For some, the social impact of investing is just as important as the return, perhaps more important.
In investments, one great debate asks the question, “Active or Passive Investing: Which Is Better?”
Understanding the economy's cycles can help put current business conditions in better perspective.
International funds invest in non-U.S. markets, while global funds may invest in U.S. stocks alongside non-U.S. stocks.
Exchange-traded funds have some things in common with mutual funds, but there are differences, too.
Determine if you are eligible to contribute to a traditional or Roth IRA.
Estimate the potential impact taxes and inflation can have on the purchasing power of an investment.
This calculator can help you estimate how much you should be saving for college.
Use this calculator to compare the future value of investments with different tax consequences.
Use this calculator to better see the potential impact of compound interest on an asset.
This calculator helps determine your pre-tax and after-tax dividend yield on a particular stock.
Principles that can help create a portfolio designed to pursue investment goals.
There are some smart strategies that may help you pursue your investment objectives
There are some key concepts to understand when investing for retirement
You’ve made investments your whole life. Work with us to help make the most of them.
It's easy to let investments accumulate like old receipts in a junk drawer.
Smart investors take the time to separate emotion from fact.
From the Dutch East India Company to Wall Street, the stock market has a long and storied history.

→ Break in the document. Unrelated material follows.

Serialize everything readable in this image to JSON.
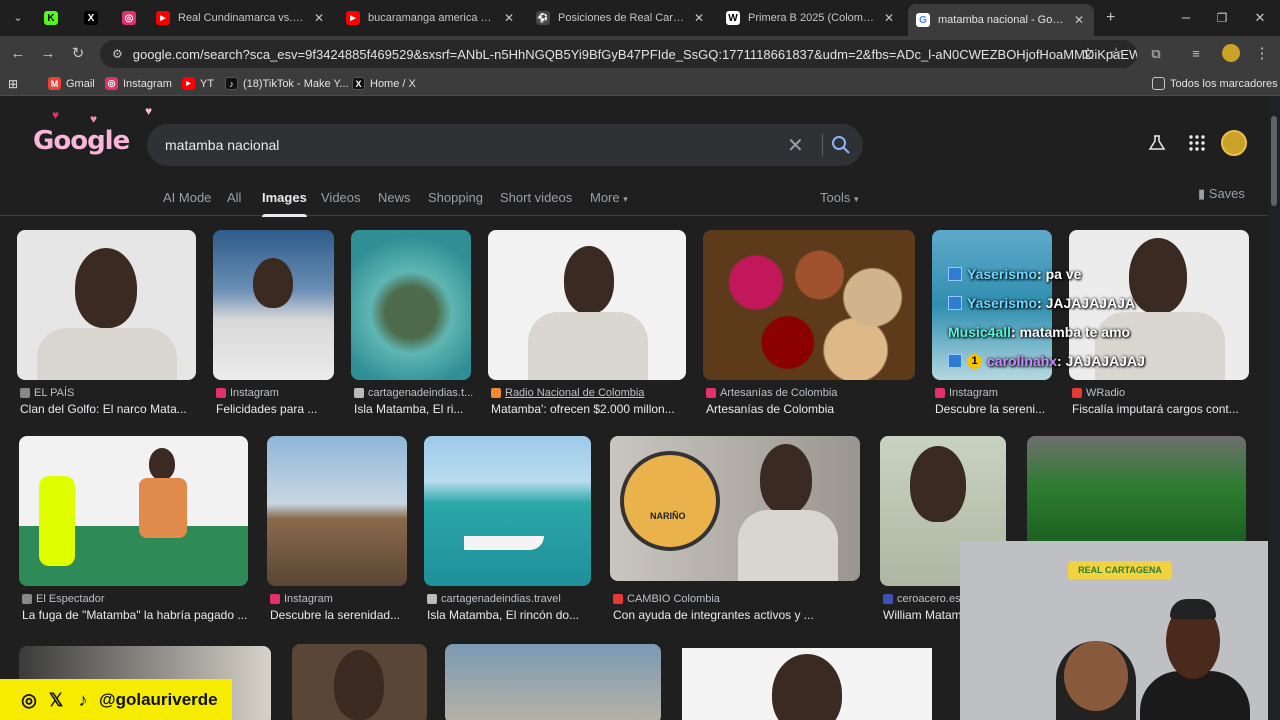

Tulips were the first, but they won’t be the last. What forms a “bubble” and what causes them to burst?
How will you weather the ups and downs of the business cycle?